*EXTRACTED MATERIAL*:
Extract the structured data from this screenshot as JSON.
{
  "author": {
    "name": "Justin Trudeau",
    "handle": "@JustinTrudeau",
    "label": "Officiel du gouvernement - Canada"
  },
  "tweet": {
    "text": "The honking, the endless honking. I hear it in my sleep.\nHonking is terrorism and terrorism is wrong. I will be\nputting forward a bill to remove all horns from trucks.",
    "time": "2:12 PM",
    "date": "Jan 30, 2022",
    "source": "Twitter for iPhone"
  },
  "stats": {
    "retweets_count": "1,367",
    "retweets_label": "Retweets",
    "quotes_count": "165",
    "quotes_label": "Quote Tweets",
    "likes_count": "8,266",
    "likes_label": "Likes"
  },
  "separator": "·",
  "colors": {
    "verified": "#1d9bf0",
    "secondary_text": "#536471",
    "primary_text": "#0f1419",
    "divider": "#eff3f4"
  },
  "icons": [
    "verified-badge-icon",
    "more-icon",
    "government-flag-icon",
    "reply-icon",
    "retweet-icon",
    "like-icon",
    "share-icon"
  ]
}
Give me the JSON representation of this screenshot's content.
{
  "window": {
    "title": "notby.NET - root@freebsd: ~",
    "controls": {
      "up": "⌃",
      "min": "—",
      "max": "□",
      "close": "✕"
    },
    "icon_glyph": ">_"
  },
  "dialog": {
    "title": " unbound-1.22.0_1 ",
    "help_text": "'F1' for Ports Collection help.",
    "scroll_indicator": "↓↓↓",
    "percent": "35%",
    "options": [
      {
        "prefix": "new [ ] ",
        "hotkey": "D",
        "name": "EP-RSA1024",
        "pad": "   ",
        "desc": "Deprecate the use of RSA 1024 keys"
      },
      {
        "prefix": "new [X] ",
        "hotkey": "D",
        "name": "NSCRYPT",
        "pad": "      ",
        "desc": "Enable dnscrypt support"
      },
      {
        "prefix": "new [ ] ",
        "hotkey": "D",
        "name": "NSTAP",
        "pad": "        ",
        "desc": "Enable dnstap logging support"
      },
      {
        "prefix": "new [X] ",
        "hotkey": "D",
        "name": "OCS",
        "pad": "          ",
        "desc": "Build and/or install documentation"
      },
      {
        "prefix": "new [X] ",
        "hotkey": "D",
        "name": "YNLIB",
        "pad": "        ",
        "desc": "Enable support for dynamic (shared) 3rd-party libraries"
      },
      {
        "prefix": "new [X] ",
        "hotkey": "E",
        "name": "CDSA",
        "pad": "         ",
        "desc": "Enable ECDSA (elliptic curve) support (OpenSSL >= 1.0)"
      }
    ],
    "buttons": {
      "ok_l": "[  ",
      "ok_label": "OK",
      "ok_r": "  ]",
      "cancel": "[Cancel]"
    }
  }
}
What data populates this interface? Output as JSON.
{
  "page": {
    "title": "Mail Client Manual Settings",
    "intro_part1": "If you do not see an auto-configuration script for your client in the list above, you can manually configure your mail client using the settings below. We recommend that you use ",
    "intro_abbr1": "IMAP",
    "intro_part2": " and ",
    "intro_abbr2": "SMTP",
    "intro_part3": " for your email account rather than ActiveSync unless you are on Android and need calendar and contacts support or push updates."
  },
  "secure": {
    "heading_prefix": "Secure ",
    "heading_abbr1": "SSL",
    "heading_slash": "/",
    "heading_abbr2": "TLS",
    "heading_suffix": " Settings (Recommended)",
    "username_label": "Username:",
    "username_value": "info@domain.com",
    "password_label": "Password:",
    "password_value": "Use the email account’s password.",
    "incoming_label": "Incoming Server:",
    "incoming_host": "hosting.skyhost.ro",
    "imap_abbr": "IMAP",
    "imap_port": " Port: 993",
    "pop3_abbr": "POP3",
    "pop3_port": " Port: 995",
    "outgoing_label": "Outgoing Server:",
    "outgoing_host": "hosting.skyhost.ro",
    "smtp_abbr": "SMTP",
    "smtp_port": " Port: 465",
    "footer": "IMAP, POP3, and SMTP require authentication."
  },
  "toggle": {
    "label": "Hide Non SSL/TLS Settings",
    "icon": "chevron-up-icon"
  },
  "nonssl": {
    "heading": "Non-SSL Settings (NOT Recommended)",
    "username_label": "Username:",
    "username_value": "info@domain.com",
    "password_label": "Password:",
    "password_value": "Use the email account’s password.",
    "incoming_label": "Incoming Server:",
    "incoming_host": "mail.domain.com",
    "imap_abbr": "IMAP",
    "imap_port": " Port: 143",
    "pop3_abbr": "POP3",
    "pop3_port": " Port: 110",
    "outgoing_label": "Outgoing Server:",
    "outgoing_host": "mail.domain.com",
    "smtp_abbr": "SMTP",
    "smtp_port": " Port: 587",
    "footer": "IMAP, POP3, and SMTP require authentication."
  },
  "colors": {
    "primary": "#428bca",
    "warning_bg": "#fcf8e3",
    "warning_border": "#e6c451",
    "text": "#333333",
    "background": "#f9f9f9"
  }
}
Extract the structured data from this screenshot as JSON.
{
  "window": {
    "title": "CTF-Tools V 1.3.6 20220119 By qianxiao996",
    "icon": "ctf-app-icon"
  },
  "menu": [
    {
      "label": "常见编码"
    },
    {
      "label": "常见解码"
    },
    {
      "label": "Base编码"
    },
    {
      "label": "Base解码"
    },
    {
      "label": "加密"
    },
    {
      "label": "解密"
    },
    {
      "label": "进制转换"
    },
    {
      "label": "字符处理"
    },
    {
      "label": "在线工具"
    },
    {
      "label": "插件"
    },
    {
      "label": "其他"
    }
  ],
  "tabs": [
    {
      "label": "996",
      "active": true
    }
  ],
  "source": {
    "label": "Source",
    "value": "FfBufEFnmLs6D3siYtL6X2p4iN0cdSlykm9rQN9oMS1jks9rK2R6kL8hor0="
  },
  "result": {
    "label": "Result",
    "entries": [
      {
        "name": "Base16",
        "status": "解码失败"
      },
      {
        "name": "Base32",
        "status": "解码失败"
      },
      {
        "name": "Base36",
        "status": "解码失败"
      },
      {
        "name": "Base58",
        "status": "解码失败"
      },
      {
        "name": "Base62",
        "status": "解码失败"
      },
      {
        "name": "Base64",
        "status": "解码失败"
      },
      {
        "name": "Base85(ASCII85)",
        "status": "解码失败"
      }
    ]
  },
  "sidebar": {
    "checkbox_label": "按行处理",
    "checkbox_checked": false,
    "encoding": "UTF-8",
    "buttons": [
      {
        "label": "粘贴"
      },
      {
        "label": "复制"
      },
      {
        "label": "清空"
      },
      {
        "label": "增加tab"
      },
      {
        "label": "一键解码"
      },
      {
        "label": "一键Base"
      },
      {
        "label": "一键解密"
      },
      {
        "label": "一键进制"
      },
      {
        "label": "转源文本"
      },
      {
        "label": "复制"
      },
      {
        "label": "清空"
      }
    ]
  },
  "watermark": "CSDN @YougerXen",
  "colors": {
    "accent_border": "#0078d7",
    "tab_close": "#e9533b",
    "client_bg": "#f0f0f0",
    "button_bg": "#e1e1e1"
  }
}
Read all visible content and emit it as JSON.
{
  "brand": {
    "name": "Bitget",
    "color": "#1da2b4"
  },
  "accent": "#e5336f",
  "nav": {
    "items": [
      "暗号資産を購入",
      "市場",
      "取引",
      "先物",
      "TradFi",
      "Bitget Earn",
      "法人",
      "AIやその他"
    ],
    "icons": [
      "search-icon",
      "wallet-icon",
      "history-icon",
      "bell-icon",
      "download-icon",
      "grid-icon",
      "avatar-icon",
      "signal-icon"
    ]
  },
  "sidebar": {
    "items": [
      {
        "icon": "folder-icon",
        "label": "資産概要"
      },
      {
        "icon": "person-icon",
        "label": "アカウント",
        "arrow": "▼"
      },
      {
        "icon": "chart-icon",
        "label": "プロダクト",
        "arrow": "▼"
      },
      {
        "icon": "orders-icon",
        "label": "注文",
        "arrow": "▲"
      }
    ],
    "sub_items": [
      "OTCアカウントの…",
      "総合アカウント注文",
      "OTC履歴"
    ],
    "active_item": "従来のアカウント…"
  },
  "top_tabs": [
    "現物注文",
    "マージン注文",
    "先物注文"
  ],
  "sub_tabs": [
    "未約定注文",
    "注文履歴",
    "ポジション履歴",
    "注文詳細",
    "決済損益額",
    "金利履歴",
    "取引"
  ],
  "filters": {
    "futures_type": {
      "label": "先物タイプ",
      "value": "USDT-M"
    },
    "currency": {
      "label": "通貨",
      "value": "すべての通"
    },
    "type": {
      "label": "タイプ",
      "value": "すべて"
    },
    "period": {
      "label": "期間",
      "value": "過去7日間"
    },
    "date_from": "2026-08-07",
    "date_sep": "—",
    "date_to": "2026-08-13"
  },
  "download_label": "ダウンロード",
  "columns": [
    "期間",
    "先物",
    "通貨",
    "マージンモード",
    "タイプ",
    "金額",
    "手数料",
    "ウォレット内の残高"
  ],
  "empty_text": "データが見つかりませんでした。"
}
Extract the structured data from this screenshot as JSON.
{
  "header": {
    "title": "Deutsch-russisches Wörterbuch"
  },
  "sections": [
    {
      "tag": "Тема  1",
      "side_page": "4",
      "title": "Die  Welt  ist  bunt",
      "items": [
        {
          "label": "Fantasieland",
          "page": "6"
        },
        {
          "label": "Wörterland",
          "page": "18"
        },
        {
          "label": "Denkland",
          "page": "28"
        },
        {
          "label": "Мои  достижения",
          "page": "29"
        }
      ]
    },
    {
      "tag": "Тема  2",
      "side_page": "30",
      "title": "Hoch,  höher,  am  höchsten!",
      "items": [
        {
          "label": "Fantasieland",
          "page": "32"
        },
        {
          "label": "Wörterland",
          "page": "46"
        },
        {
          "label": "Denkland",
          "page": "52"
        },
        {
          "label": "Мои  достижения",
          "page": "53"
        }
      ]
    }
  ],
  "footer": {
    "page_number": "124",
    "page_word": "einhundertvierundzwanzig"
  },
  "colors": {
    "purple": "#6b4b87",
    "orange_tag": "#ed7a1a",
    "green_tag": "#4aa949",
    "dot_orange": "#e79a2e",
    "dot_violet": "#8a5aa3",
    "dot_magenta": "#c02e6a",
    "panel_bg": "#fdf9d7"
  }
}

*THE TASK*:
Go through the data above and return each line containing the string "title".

*EXERCISE SOLUTION*:
    "title": "notby.NET - root@freebsd: ~",
    "title": " unbound-1.22.0_1 ",
    "title": "Mail Client Manual Settings",
    "title": "CTF-Tools V 1.3.6 20220119 By qianxiao996",
    "title": "Deutsch-russisches Wörterbuch"
      "title": "Die  Welt  ist  bunt",
      "title": "Hoch,  höher,  am  höchsten!",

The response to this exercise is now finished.